One of the advantages of working outside the wire is the ability to travel. Internationals can move freely through most of Afghanistan without taking elaborate or expensive security measures. It is always a good idea to be armed due to the extent of armed criminality which plagues the land. One reason that internationals are rarely targeted by criminals is the universal belief among Afghans that we are all armed and capable with those arms. That is not always true but it is the conventional wisdom.
My oldest daughter Megan came over last summer and worked for us when we had a few bomb and drug dog contracts. She is an excellent dog handler/trainer and like her father thrives on travel and adventure. Here she is with her friend Sarah, formerly of the Australian Army and at the time the Kabul coordinator for ANSO (Afghan NGO Safety Office.)
The picture above was taken in the Panjshir Valley where the girls had gone to visit with the families of Sarah’s driver and her interpreter. This was not considered by myself or any of my colleagues to be unusually risky. My daughter is very capable with a sidearm after taking multiple four day handgun courses at Front Sight in Las Vegas when I was on the staff there. Sarah has a few years of experience and is very capable too but the reason they were perfectly safe on this trip is the Afghan people.
One of the facts of life on the ground here which has not translated well in the media coverage is the acceptance of internationals by vast majorities of the Afghan people. Without their active support the various international organizations involved in the reconstruction fight could not stay here or operate. Afghanistan is a poor country with little infrastructure, a spotty track record of central government control, and no ability to extract the valuable natural resources (which are considerable) that have been identified to date. The people have little and expect little which is why they respond so positively to internationals who have come to help them. This includes the international military. There are few places in this country happier than an isolated village who just had a platoon of Americans roll in with plans to stay for awhile.
The more the average Afghans interact with internationals and specifically the international military, the more they like us. We have tens of thousands of troops deployed here but a vast majority spend their entire tour behind the wire on gigantic military bases. These bases are called FOB’s (forward operating base) but when there are restaurants, American and Canadian fast food stands, coffee shops, gigantic bazaars and massage parlors it is hard to think of a base as being forward or operating. The words rear and supporting are better descriptors.
We cannot continue to rely on technology to solve tactical problems. When you do that you end up with the MRAP a vehicle so tall it will rip out the electrical wires from every street it drives down if it moves off a main road into a village or town.

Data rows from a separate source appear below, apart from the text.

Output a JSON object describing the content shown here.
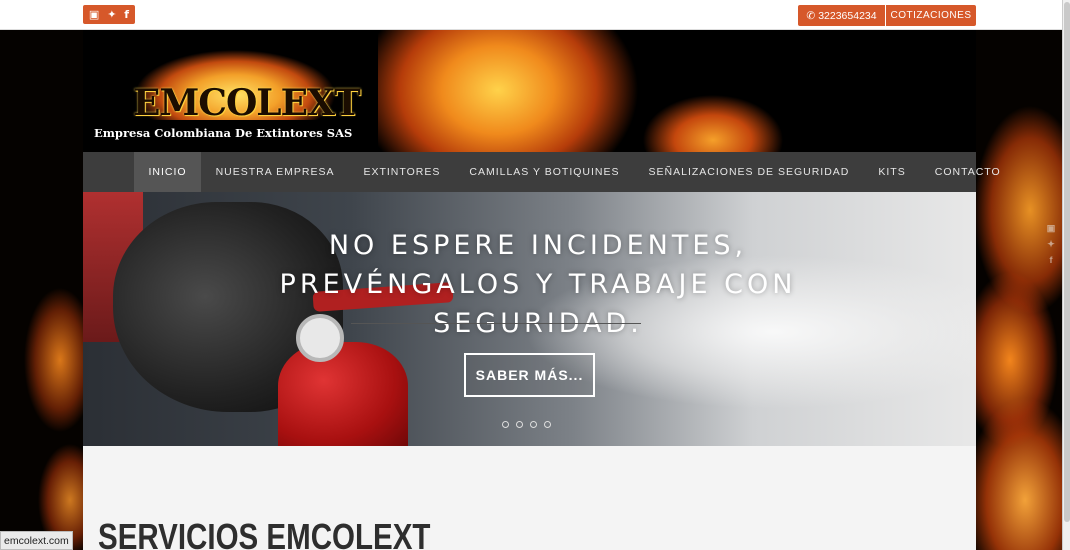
{
  "topbar": {
    "social_icons": [
      "youtube-icon",
      "twitter-icon",
      "facebook-icon"
    ],
    "youtube_glyph": "▣",
    "twitter_glyph": "✦",
    "facebook_glyph": "f",
    "phone_glyph": "✆",
    "phone": "3223654234",
    "quote_label": "COTIZACIONES"
  },
  "header": {
    "logo_text": "EMCOLEXT",
    "logo_subtitle": "Empresa Colombiana De Extintores SAS"
  },
  "nav": {
    "items": [
      {
        "label": "INICIO",
        "active": true
      },
      {
        "label": "NUESTRA EMPRESA"
      },
      {
        "label": "EXTINTORES"
      },
      {
        "label": "CAMILLAS Y BOTIQUINES"
      },
      {
        "label": "SEÑALIZACIONES DE SEGURIDAD"
      },
      {
        "label": "KITS"
      },
      {
        "label": "CONTACTO"
      }
    ]
  },
  "hero": {
    "title": "NO ESPERE INCIDENTES, PREVÉNGALOS Y TRABAJE CON SEGURIDAD.",
    "button_label": "SABER MÁS...",
    "slide_count": 4
  },
  "content": {
    "section_title": "SERVICIOS EMCOLEXT"
  },
  "side_social": {
    "youtube_glyph": "▣",
    "twitter_glyph": "✦",
    "facebook_glyph": "f"
  },
  "status_bar": {
    "url": "emcolext.com"
  },
  "colors": {
    "accent": "#d6582a",
    "nav_bg": "#3d3d3d",
    "nav_active": "#555555"
  }
}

It is also so heavy it cannot maneuver well on the local dirt roads, or cross local bridges, or climb the many mountain passes in Afghanistan.
Yes it will protect the troops inside from most of the mines and IED’s used by the AOG but as a student of history I know it is easier and cheaper to defeat new technology then to develop it. The AOG will develop IED’s big enough to defeat this improved armor. All the players in the game know that.
There will be additional posts covering the north, south, east and west of Afghanistan. They include lots of pictures which I hope all enjoy. Many of the places pictured are no longer safe for internationals. It will be decades before another westerner is able to photograph them again. We are losing terrain to the bad guys and with the terrain go the people. In a counter insurgency fight the people are the center of gravity, we cannot allow this current trend of ceding terrain to the Taliban to continue or we will lose. It is that simple.